The Wooden Beit Midrash in Veisiejai is an Askhenazi synagogue built in 1927 by A. Abramas. The wooden building now serves as a church.
The Beit Midrash in Žiežmariai is an Ashkenazi synagogue from the second half of the 19th century. The synagogue was rebuilt after 1918 and after 1945. This wooden synagogue is now under reconstruction.
The Great Beit Midrash in Ivianets was likely established in 1792. The current wooden building is at least 180 years old. After WWII, the building was reconstructed in order to house a club.
The wooden mosque of Kruszyniany was built by tatar settlers of the region around the 18th century. The modern mosque is estimated to have been built in the late 19th or early 20th century. The mosque and the village itself is was designated as a place of national importance for Poland in 2012.
The synagogue is a wooden log structure of rectangular plan, built on a rough-stone concrete foundation and divided into two floors in the west. The structure is spanned with a hipped rafter roof covered with tin. On the exterior, the building is protected with horizontal weather-boarding above the windowsills of the prayer hall, and a vertical one below them. A prayer hall of almost square plan is situated on the eastern side. On the western side the building includes a vestibule and a small room with a stove, which also heated the prayer hall. A staircase in the southwestern corner leads to a women's section on the first floor, which opens to the prayer hall with two long rectangular windows. Neither a bimah (presumably at the center), nor a Torah ark (presumably at the eastern wall) has survived. The main entrance to the building is in the western wall and the women's entrance is on the southern wall. Ten round-headed windows opened from the prayer hall: three windows on the southern and northern walls and two pairs of windows on the eastern wall (the central windows on the north and south were later converted into doors). The windows of the vestibule and the women's section are rectangular. The ceilings are joisted flat constructions that of the prayer hall is supported by two large beams, resting on the western wall of the women's section and the eastern wall of the prayer hall.

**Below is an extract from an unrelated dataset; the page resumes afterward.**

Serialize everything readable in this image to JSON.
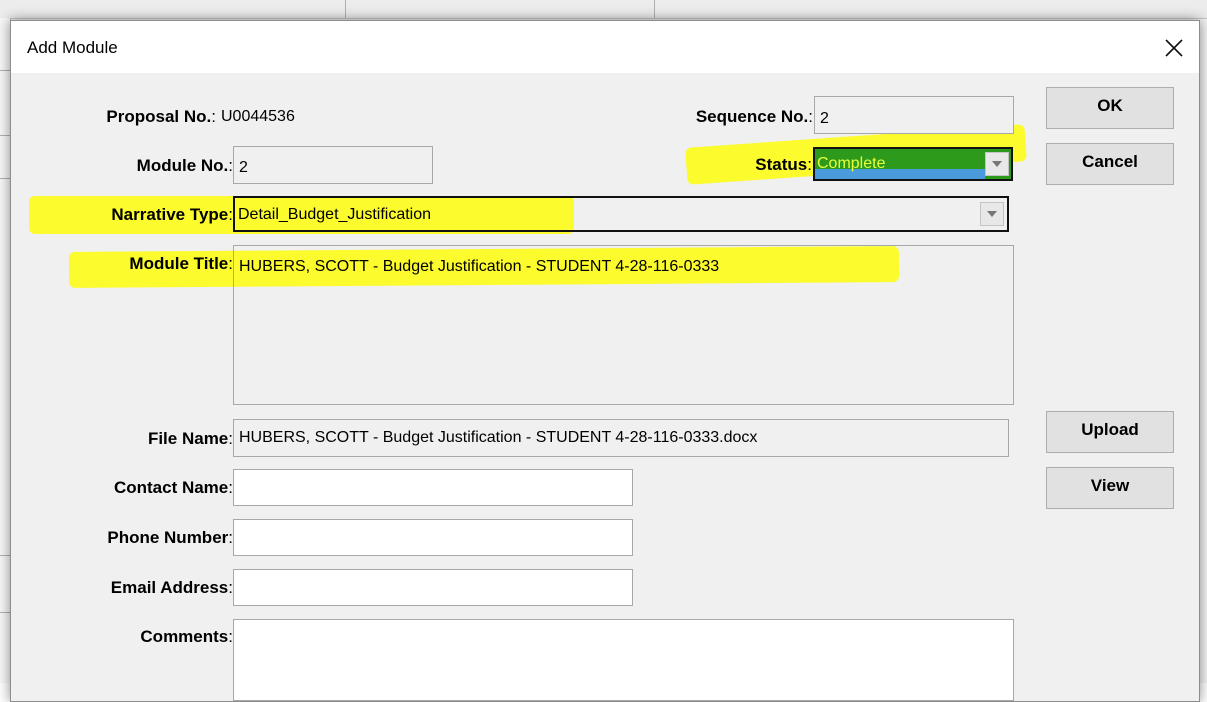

The beit midrash, built in 1928, stands north of Taikos Street, facing the town center with its southern entrance façade. It is a rectangular log structure on a fieldstone masonry foundation, covered with horizontal planks. Oriented with its short walls to east and west, it is 15.13 m long, 13.77 wide and 10.07 m high above the foundation. The building is topped with a gable roof, covered with asbestos sheets; original shingles are partially preserved under them. The prayer hall occupied the eastern part of the building, while the women's section was situated on the first floor of the western part. It may be assumed that the prayer hall was lit by the three windows on south and north; currently, there are only two rectangular windows on each side. The original fenestration on the east is unknown; a doorway in the southern part of the eastern façade is of post-WWII origins. There are no remains of Torah ark or bimah. Two small rectangular windows on the northern façade, and one similar window on each western and southern façades once gave light to the women's section. After WWII, the beit midrash was converted into a palace of culture. The prayer hall was changed into an auditorium, with the stage at the western end, over part of the original vestibule. A wooden entrance portico under a gable roof was added to the southern façade, and a plastered brick cinema projection unit to the eastern one. The building has been abandoned since the 1990s.
The Synagogue in Skhidnytsia is an Ashkenazi synagogue completed around 1900. This former wooden synagogue is now a factory.